This policy of religious inclusivity and support for Zoroastrianism contributed to the cultural diversity of the Persian Empire and allowed for the continuation of various religious practices among its subjects.
Overall, Xerxes’ approach to religion reflected his desire to govern a diverse empire and maintain social cohesion while also upholding the traditions and beliefs of his own people.
7. He left inscriptions on monuments throughout his empire
Xerxes I was known for leaving inscriptions on various monuments and rock faces throughout the Persian Empire. One of the most famous inscriptions associated with him can be found at Persepolis, the capital of the empire.
This inscription, known as the “Xerxes inscription,” provides information about the construction of Persepolis and the ideals of the Persian kingship.
Additionally, Xerxes left inscriptions on the cliffs of mountains in regions like Iran and Turkey, which served both as royal proclamations and historical records of his reign.
These inscriptions are written in a variety of languages, including Old Persian, Elamite, and Akkadian, to convey his messages to the diverse subjects of the empire.
8. Xerxes was assassinated in 465 BC

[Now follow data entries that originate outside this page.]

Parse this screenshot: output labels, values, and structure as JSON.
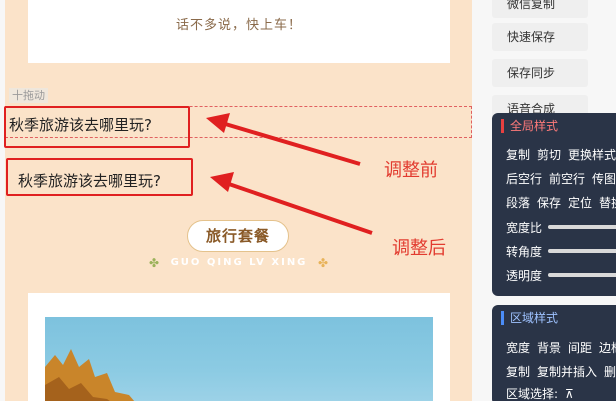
{
  "editor": {
    "intro_text": "话不多说，快上车！",
    "drag_label": "十拖动",
    "title_before": "秋季旅游该去哪里玩?",
    "title_after": "秋季旅游该去哪里玩?",
    "annotation_before": "调整前",
    "annotation_after": "调整后",
    "badge_label": "旅行套餐",
    "badge_pinyin": "GUO QING LV XING"
  },
  "colors": {
    "article_bg": "#fbe3c9",
    "annotation_red": "#e23b2f",
    "panel_dark": "#2a3447"
  },
  "right_panel": {
    "buttons": [
      "微信复制",
      "快速保存",
      "保存同步",
      "语音合成"
    ],
    "global_style": {
      "title": "全局样式",
      "row1": [
        "复制",
        "剪切",
        "更换样式"
      ],
      "row2": [
        "后空行",
        "前空行",
        "传图"
      ],
      "row3": [
        "段落",
        "保存",
        "定位",
        "替换"
      ],
      "sliders": [
        "宽度比",
        "转角度",
        "透明度"
      ]
    },
    "region_style": {
      "title": "区域样式",
      "row1": [
        "宽度",
        "背景",
        "间距",
        "边框"
      ],
      "row2": [
        "复制",
        "复制并插入",
        "删除"
      ],
      "select_label": "区域选择:"
    }
  }
}
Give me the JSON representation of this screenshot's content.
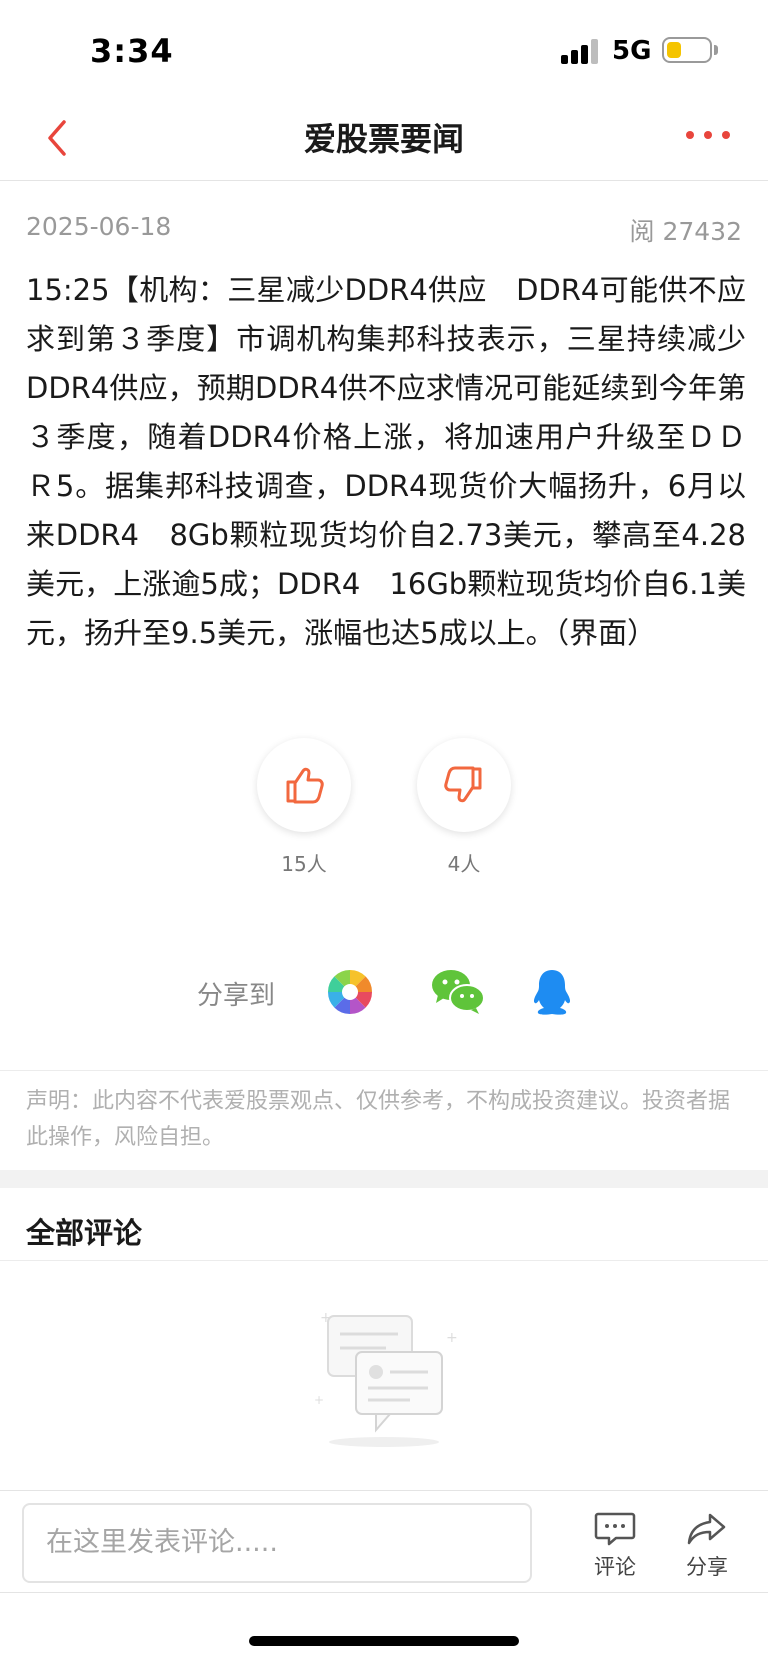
{
  "status_bar": {
    "time": "3:34",
    "network": "5G",
    "battery_color": "#f5c400"
  },
  "nav": {
    "title": "爱股票要闻",
    "accent_color": "#e8453c"
  },
  "meta": {
    "date": "2025-06-18",
    "reads": "阅 27432"
  },
  "article": {
    "body": "15:25【机构：三星减少DDR4供应　DDR4可能供不应求到第３季度】市调机构集邦科技表示，三星持续减少DDR4供应，预期DDR4供不应求情况可能延续到今年第３季度，随着DDR4价格上涨，将加速用户升级至ＤＤＲ5。据集邦科技调查，DDR4现货价大幅扬升，6月以来DDR4　8Gb颗粒现货均价自2.73美元，攀高至4.28美元，上涨逾5成；DDR4　16Gb颗粒现货均价自6.1美元，扬升至9.5美元，涨幅也达5成以上。（界面）"
  },
  "votes": {
    "like_count": "15人",
    "dislike_count": "4人",
    "icon_color": "#f2683f"
  },
  "share": {
    "label": "分享到",
    "targets": [
      "moments-icon",
      "wechat-icon",
      "qq-icon"
    ]
  },
  "disclaimer": "声明：此内容不代表爱股票观点、仅供参考，不构成投资建议。投资者据此操作，风险自担。",
  "comments": {
    "title": "全部评论"
  },
  "bottom_bar": {
    "input_placeholder": "在这里发表评论.....",
    "comment_label": "评论",
    "share_label": "分享"
  }
}
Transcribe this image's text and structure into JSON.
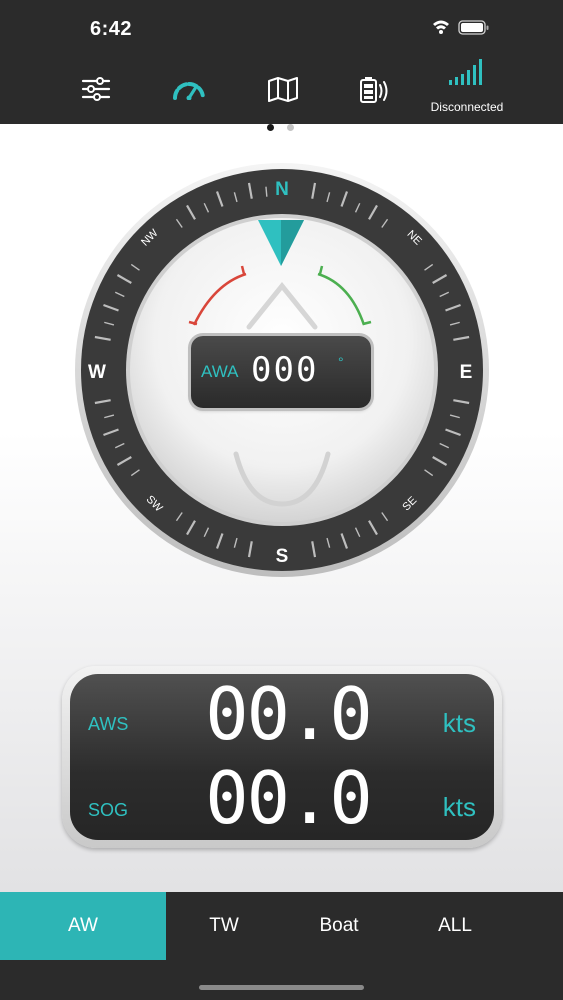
{
  "status_bar": {
    "time": "6:42",
    "icons": [
      "wifi-icon",
      "battery-icon"
    ]
  },
  "top_nav": {
    "items": [
      {
        "name": "settings",
        "icon": "sliders-icon",
        "active": false
      },
      {
        "name": "gauge",
        "icon": "gauge-icon",
        "active": true
      },
      {
        "name": "map",
        "icon": "map-icon",
        "active": false
      },
      {
        "name": "battery",
        "icon": "battery-signal-icon",
        "active": false
      },
      {
        "name": "connection",
        "icon": "signal-bars-icon",
        "active": false,
        "label": "Disconnected"
      }
    ]
  },
  "pager": {
    "count": 2,
    "current": 1
  },
  "compass": {
    "cardinals": {
      "n": "N",
      "e": "E",
      "s": "S",
      "w": "W"
    },
    "intercardinals": {
      "ne": "NE",
      "se": "SE",
      "sw": "SW",
      "nw": "NW"
    },
    "awa": {
      "label": "AWA",
      "value": "000",
      "unit": "°"
    }
  },
  "speeds": [
    {
      "label": "AWS",
      "value": "00.0",
      "unit": "kts"
    },
    {
      "label": "SOG",
      "value": "00.0",
      "unit": "kts"
    }
  ],
  "bottom_tabs": {
    "items": [
      {
        "label": "AW",
        "active": true
      },
      {
        "label": "TW",
        "active": false
      },
      {
        "label": "Boat",
        "active": false
      },
      {
        "label": "ALL",
        "active": false
      }
    ]
  },
  "colors": {
    "accent": "#2fc0c0",
    "active_tab": "#2db5b5",
    "bar_bg": "#2b2b2b",
    "port_red": "#d9463a",
    "starboard_green": "#4caf50"
  }
}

Xerxes’ reign came to an end in 465 BC when he was assassinated. The assassin was Artabanus, a commander of the royal bodyguard and a trusted figure in the court. Artabanus conspired to overthrow Xerxes and seize power, likely due to personal ambitions or political disagreements.
However, Artabanus’ rule was short-lived. Xerxes’ son, Artaxerxes I, who was loyal to his father, avenged Xerxes’ death by killing Artabanus and reclaiming the throne. Artaxerxes I continued the dynasty and ruled the Persian Empire for several decades.
9. His son, Artaxerxes I, succeeded him
After Xerxes’ assassination, his son Artaxerxes I succeeded him as the king of Persia. Artaxerxes I continued many of his father’s policies and undertook further construction projects. He also played a significant role in the politics and diplomacy of the time, particularly in relation to Greece.
10. Xerxes’ legacy includes his role in Persian history and the Greco-Persian Wars
Xerxes the Great is remembered for his pivotal role in ancient history, especially in the context of the Greco-Persian Wars. His invasion of Greece and the battles that ensued, including the famous Battle of Thermopylae and the Battle of Plataea, are well-documented and have been the subject of numerous historical accounts, including Herodotus’ “Histories.”